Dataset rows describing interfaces
+++++
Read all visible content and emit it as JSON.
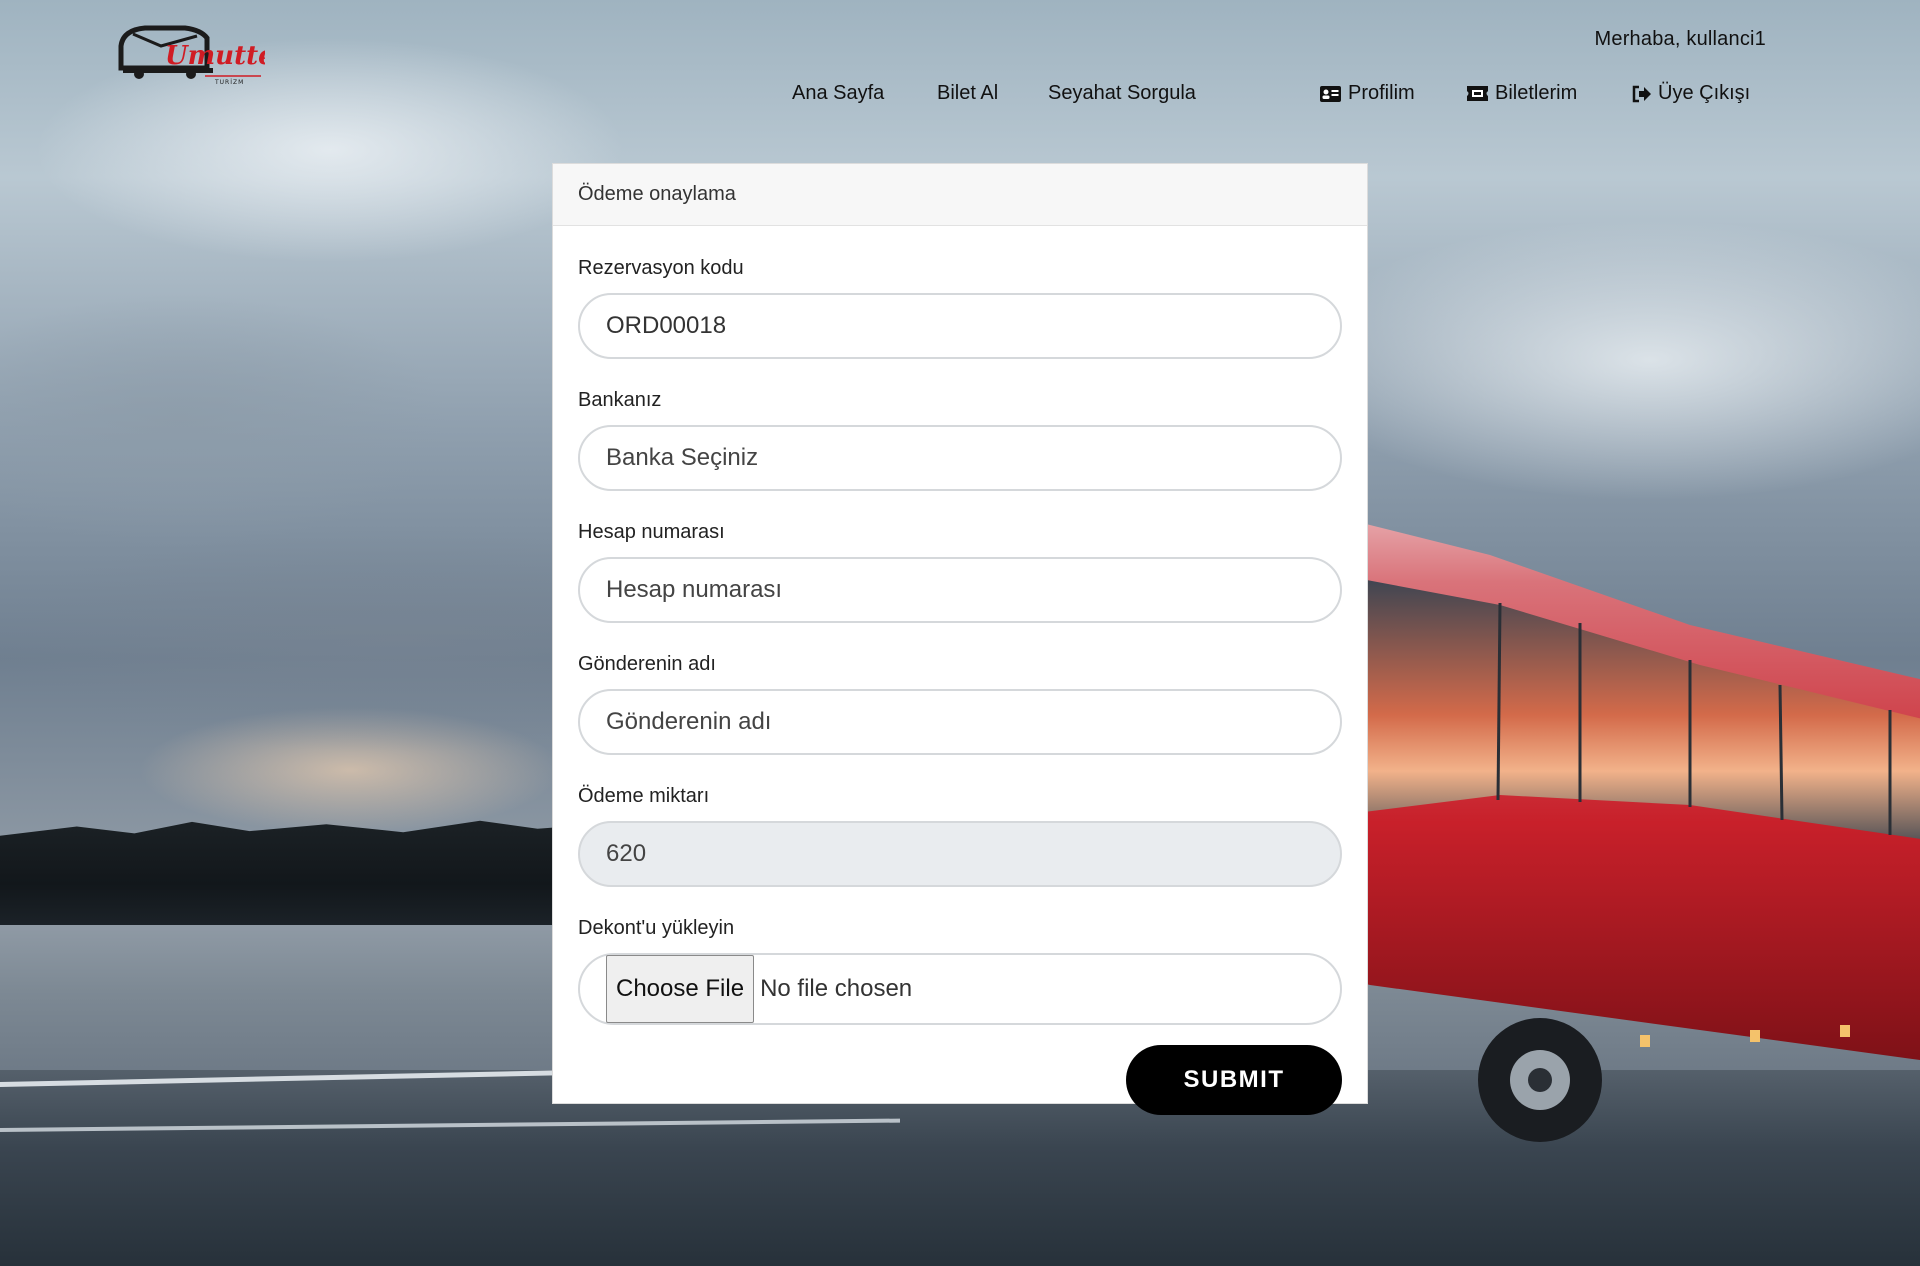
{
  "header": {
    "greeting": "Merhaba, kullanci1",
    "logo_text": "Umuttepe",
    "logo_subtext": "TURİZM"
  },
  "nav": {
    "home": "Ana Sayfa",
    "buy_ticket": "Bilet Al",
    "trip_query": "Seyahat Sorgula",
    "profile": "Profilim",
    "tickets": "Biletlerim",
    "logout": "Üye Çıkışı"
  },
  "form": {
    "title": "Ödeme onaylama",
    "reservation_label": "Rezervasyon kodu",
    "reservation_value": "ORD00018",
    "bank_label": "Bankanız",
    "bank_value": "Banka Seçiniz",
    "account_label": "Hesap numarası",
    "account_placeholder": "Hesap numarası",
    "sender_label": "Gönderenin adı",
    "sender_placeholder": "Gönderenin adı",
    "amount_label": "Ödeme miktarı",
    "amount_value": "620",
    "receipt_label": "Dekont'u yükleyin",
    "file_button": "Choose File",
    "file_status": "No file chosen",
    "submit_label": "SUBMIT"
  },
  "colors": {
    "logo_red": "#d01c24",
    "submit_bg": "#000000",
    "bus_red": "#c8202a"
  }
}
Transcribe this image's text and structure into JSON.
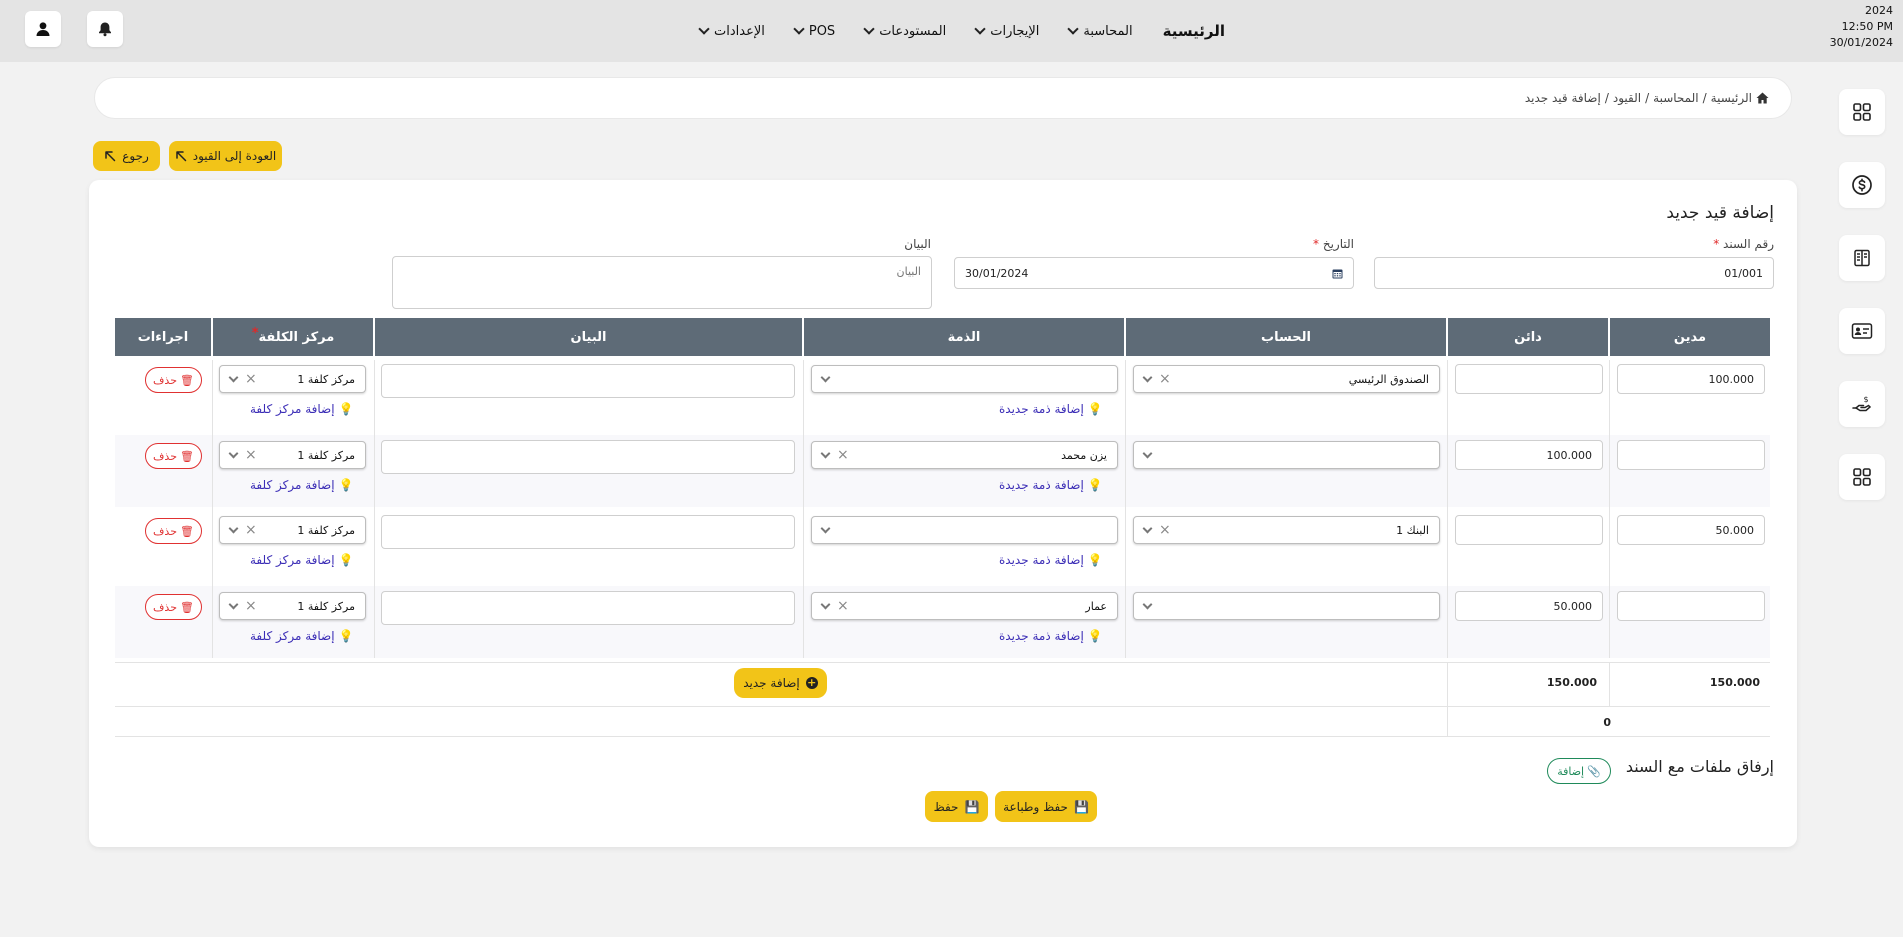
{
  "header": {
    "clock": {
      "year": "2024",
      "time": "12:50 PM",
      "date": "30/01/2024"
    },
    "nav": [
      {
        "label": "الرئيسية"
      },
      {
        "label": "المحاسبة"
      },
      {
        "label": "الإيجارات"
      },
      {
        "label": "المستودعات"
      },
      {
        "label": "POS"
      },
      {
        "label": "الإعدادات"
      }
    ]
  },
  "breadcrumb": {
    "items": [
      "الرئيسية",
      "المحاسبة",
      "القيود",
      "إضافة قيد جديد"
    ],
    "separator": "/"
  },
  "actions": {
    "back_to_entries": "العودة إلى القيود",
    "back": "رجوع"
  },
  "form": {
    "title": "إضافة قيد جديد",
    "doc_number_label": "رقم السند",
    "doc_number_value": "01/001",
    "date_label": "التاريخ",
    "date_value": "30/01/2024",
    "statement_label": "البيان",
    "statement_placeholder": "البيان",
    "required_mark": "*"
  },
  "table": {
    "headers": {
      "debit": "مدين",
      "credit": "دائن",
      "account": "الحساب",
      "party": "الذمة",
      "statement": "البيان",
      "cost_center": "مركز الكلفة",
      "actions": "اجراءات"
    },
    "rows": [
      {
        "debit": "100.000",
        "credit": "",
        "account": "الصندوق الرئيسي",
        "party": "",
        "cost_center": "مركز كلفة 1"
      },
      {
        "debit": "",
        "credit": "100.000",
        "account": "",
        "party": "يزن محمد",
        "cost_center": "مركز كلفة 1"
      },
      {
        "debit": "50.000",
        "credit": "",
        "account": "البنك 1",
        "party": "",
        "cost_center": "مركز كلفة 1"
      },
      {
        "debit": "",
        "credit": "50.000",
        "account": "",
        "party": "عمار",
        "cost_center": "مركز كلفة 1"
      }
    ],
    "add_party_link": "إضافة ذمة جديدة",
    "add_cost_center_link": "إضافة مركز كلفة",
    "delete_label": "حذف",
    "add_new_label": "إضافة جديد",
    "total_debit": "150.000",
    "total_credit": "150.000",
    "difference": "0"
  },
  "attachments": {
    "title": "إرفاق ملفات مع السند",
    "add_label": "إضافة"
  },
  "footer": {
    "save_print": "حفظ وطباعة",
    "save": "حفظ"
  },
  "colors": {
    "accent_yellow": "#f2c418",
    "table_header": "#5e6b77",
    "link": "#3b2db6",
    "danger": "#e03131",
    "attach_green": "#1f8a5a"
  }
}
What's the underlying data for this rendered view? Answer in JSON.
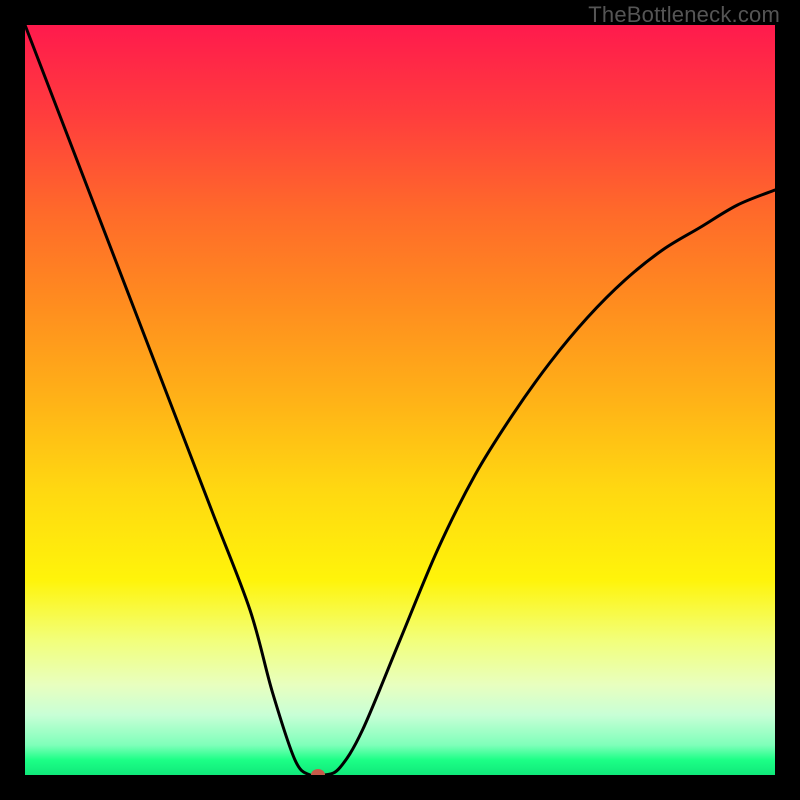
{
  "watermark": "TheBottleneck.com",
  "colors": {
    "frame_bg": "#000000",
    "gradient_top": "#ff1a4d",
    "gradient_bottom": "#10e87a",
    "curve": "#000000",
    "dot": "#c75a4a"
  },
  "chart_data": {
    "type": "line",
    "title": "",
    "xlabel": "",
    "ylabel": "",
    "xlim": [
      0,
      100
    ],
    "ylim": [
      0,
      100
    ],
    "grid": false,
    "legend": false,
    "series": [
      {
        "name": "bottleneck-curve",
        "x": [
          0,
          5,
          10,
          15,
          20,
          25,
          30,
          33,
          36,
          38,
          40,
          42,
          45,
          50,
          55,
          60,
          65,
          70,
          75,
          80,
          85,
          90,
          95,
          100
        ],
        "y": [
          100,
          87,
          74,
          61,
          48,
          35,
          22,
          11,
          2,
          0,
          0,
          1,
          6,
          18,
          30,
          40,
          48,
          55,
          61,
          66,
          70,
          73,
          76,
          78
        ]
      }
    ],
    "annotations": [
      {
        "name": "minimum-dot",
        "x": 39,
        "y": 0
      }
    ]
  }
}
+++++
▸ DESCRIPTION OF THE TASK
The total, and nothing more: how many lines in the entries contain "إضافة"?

▸ RESULT OF THE EXERCISE
6